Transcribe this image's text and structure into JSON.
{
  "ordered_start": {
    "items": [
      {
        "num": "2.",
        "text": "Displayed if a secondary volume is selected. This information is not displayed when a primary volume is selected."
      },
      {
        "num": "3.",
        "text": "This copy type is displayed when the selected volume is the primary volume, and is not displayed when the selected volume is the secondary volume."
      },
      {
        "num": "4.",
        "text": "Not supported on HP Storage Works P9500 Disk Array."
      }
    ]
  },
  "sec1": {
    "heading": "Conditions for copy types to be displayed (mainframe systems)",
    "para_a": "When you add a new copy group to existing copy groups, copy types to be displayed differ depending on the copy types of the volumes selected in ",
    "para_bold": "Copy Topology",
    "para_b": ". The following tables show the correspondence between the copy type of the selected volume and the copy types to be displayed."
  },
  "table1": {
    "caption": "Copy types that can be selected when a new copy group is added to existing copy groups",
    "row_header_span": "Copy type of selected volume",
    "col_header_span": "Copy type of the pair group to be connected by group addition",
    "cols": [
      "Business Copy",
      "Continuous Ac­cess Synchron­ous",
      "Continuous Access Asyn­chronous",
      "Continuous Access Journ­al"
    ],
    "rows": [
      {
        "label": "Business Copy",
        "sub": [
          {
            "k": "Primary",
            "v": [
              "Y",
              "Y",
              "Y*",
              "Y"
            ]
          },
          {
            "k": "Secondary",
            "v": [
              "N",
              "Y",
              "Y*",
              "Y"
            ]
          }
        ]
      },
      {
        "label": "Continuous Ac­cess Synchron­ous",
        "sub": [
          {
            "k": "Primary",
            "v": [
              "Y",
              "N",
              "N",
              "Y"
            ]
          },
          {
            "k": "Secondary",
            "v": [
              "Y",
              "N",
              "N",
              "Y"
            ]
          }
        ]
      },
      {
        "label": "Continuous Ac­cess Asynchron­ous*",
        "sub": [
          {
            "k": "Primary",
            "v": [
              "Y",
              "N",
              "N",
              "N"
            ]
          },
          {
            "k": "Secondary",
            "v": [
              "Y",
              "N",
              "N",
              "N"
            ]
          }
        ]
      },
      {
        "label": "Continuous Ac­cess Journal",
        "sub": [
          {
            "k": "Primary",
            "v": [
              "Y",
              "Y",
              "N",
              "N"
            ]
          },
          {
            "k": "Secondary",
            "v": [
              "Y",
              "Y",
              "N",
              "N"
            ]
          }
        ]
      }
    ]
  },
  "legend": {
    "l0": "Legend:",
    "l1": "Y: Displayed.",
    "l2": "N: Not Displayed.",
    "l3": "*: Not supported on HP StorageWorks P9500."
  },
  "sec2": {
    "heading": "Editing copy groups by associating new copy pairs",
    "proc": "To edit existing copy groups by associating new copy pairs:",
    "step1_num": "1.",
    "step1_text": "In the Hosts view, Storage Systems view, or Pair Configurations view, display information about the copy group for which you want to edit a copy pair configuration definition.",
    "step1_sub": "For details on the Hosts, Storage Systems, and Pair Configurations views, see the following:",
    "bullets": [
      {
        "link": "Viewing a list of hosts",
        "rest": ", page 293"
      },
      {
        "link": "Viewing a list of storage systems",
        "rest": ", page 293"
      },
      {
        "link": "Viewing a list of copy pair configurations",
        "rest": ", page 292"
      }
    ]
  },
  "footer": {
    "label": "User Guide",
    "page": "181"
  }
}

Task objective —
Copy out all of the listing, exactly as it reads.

Solution to this exercise —
Transcribe this image's text and structure into JSON.
{
  "ordered_start": {
    "items": [
      {
        "num": "2.",
        "text": "Displayed if a secondary volume is selected. This information is not displayed when a primary volume is selected."
      },
      {
        "num": "3.",
        "text": "This copy type is displayed when the selected volume is the primary volume, and is not displayed when the selected volume is the secondary volume."
      },
      {
        "num": "4.",
        "text": "Not supported on HP Storage Works P9500 Disk Array."
      }
    ]
  },
  "sec1": {
    "heading": "Conditions for copy types to be displayed (mainframe systems)",
    "para_a": "When you add a new copy group to existing copy groups, copy types to be displayed differ depending on the copy types of the volumes selected in ",
    "para_bold": "Copy Topology",
    "para_b": ". The following tables show the correspondence between the copy type of the selected volume and the copy types to be displayed."
  },
  "table1": {
    "caption": "Copy types that can be selected when a new copy group is added to existing copy groups",
    "row_header_span": "Copy type of selected volume",
    "col_header_span": "Copy type of the pair group to be connected by group addition",
    "cols": [
      "Business Copy",
      "Continuous Ac­cess Synchron­ous",
      "Continuous Access Asyn­chronous",
      "Continuous Access Journ­al"
    ],
    "rows": [
      {
        "label": "Business Copy",
        "sub": [
          {
            "k": "Primary",
            "v": [
              "Y",
              "Y",
              "Y*",
              "Y"
            ]
          },
          {
            "k": "Secondary",
            "v": [
              "N",
              "Y",
              "Y*",
              "Y"
            ]
          }
        ]
      },
      {
        "label": "Continuous Ac­cess Synchron­ous",
        "sub": [
          {
            "k": "Primary",
            "v": [
              "Y",
              "N",
              "N",
              "Y"
            ]
          },
          {
            "k": "Secondary",
            "v": [
              "Y",
              "N",
              "N",
              "Y"
            ]
          }
        ]
      },
      {
        "label": "Continuous Ac­cess Asynchron­ous*",
        "sub": [
          {
            "k": "Primary",
            "v": [
              "Y",
              "N",
              "N",
              "N"
            ]
          },
          {
            "k": "Secondary",
            "v": [
              "Y",
              "N",
              "N",
              "N"
            ]
          }
        ]
      },
      {
        "label": "Continuous Ac­cess Journal",
        "sub": [
          {
            "k": "Primary",
            "v": [
              "Y",
              "Y",
              "N",
              "N"
            ]
          },
          {
            "k": "Secondary",
            "v": [
              "Y",
              "Y",
              "N",
              "N"
            ]
          }
        ]
      }
    ]
  },
  "legend": {
    "l0": "Legend:",
    "l1": "Y: Displayed.",
    "l2": "N: Not Displayed.",
    "l3": "*: Not supported on HP StorageWorks P9500."
  },
  "sec2": {
    "heading": "Editing copy groups by associating new copy pairs",
    "proc": "To edit existing copy groups by associating new copy pairs:",
    "step1_num": "1.",
    "step1_text": "In the Hosts view, Storage Systems view, or Pair Configurations view, display information about the copy group for which you want to edit a copy pair configuration definition.",
    "step1_sub": "For details on the Hosts, Storage Systems, and Pair Configurations views, see the following:",
    "bullets": [
      {
        "link": "Viewing a list of hosts",
        "rest": ", page 293"
      },
      {
        "link": "Viewing a list of storage systems",
        "rest": ", page 293"
      },
      {
        "link": "Viewing a list of copy pair configurations",
        "rest": ", page 292"
      }
    ]
  },
  "footer": {
    "label": "User Guide",
    "page": "181"
  }
}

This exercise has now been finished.